**Given entries**.
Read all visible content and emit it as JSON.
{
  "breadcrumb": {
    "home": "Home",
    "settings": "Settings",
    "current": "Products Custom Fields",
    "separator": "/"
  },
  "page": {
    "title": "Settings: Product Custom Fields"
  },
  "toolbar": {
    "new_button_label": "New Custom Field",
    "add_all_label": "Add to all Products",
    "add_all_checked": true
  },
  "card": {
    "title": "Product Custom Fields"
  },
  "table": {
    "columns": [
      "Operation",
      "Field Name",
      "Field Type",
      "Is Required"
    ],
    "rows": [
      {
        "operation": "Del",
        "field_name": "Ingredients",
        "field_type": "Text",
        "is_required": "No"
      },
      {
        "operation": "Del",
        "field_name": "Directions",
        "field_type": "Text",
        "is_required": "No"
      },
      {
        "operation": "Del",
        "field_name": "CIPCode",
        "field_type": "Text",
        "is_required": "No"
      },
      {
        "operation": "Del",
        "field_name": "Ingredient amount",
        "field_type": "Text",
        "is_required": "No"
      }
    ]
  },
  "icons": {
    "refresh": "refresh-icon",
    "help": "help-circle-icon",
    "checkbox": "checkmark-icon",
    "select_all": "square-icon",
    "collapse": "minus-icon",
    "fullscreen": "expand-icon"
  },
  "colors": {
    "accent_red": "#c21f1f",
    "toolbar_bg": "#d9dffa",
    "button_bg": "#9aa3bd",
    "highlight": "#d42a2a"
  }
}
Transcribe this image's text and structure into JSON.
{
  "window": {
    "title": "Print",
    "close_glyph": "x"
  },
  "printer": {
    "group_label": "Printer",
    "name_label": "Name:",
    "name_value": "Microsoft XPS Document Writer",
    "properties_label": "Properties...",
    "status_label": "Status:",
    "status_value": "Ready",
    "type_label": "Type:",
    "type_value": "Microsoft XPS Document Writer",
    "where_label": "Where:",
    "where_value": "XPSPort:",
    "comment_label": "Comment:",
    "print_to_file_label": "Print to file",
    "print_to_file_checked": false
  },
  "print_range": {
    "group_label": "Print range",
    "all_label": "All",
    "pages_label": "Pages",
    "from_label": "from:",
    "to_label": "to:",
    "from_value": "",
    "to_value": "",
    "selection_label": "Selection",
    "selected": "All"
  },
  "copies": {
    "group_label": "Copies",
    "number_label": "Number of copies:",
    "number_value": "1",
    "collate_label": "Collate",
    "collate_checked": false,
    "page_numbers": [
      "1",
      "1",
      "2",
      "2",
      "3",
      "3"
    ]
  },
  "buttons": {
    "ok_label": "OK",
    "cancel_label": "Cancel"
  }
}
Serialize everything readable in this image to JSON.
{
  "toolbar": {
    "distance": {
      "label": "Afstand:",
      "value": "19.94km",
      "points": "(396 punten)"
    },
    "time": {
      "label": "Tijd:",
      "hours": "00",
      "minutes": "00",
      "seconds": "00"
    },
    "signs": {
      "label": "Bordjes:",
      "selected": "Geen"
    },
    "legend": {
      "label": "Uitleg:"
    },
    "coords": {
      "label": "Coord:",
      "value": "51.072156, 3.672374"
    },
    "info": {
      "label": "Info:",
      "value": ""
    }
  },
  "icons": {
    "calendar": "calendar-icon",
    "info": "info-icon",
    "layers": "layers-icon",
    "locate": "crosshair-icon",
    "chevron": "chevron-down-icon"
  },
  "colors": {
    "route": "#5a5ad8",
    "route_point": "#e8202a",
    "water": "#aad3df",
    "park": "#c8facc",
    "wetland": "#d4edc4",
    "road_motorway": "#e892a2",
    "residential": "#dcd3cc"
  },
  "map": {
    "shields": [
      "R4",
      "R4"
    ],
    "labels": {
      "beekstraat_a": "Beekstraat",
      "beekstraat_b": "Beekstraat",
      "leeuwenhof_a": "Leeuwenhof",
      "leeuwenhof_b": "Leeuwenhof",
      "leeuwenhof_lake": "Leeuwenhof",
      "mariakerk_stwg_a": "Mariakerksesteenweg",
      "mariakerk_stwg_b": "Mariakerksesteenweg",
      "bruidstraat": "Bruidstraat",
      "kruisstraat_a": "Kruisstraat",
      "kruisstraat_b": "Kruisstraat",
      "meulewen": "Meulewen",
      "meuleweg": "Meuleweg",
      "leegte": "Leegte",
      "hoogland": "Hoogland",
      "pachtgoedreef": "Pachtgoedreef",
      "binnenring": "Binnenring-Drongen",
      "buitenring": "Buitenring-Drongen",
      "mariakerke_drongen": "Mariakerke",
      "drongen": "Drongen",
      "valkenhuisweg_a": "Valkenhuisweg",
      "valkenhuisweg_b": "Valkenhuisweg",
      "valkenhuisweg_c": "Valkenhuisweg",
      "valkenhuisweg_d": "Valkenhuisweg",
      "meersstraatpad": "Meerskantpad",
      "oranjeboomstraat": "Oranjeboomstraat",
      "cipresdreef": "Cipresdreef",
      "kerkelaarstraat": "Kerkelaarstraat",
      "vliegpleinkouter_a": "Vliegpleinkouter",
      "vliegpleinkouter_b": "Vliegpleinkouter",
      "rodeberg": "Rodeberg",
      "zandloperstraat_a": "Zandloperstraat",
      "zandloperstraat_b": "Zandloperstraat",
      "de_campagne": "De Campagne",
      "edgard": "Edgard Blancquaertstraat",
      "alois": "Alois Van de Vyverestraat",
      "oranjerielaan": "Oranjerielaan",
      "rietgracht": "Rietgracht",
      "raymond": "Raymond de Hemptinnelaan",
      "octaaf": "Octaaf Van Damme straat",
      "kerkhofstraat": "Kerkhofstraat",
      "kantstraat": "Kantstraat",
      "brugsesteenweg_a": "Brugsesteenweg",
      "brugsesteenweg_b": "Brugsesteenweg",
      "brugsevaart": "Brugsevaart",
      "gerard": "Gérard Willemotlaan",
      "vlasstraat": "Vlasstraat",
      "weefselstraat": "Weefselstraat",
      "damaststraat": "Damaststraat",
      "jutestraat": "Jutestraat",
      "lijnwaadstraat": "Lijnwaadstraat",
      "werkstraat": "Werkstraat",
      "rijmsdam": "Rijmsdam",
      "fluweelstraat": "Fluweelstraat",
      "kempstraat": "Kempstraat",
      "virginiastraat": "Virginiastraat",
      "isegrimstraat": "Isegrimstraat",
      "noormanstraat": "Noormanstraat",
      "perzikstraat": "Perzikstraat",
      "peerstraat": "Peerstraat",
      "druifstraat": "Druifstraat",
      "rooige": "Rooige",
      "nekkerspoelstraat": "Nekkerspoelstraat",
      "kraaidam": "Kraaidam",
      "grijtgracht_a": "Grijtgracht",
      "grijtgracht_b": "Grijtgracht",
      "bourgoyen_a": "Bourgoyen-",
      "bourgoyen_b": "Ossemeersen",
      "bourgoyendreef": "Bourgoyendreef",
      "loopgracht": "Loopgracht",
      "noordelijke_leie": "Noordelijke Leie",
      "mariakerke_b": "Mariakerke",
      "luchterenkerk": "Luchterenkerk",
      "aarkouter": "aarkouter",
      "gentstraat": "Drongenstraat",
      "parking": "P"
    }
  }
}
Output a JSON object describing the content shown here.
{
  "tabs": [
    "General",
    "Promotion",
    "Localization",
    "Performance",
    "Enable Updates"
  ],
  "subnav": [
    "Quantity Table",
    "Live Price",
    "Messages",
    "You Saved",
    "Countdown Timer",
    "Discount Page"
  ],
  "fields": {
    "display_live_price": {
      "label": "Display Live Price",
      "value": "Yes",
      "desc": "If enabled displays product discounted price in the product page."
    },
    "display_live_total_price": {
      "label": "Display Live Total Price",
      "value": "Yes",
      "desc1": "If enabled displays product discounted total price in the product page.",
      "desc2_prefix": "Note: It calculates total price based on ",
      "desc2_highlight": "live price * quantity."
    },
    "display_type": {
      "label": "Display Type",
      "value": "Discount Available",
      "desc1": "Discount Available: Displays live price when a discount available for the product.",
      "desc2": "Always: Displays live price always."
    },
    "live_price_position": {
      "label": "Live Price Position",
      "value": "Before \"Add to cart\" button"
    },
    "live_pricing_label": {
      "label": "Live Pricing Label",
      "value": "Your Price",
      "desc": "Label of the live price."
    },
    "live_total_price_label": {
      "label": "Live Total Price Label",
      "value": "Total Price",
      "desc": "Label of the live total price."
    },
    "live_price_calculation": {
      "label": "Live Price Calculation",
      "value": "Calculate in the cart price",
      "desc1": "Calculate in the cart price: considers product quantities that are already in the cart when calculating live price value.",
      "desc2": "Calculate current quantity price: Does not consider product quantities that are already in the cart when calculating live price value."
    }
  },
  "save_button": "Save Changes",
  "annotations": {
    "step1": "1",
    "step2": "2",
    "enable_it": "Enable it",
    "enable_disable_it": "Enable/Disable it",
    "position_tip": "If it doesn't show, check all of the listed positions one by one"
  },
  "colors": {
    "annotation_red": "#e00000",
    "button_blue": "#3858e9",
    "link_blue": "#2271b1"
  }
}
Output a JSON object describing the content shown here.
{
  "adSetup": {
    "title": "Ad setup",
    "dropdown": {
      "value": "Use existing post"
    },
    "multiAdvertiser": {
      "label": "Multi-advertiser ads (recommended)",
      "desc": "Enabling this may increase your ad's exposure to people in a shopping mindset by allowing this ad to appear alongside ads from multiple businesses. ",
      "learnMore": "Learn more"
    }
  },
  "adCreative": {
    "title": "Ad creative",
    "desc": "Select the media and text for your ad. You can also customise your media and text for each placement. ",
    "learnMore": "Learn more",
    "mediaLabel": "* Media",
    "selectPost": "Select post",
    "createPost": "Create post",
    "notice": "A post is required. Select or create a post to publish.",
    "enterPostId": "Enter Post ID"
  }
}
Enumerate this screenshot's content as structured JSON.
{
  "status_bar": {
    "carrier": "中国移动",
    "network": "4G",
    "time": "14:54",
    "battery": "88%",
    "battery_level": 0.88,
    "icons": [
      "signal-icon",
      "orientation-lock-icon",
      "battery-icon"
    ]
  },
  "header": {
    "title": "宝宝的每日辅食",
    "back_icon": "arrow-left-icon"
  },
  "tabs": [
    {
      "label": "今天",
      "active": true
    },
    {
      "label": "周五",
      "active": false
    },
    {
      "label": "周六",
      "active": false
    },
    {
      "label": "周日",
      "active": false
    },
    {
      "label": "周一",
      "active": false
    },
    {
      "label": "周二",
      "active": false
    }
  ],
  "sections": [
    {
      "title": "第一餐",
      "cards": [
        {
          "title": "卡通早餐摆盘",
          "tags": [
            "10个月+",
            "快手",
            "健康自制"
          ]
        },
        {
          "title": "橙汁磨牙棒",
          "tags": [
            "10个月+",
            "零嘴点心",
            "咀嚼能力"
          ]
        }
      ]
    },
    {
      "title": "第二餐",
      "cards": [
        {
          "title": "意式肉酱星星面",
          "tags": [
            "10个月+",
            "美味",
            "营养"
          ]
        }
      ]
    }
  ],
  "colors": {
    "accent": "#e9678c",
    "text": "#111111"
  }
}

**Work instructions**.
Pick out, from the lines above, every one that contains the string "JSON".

**Expected answer**.
Read all visible content and emit it as JSON.
Transcribe this image's text and structure into JSON.
Serialize everything readable in this image to JSON.
Output a JSON object describing the content shown here.
Output a JSON object describing the content shown here.
Enumerate this screenshot's content as structured JSON.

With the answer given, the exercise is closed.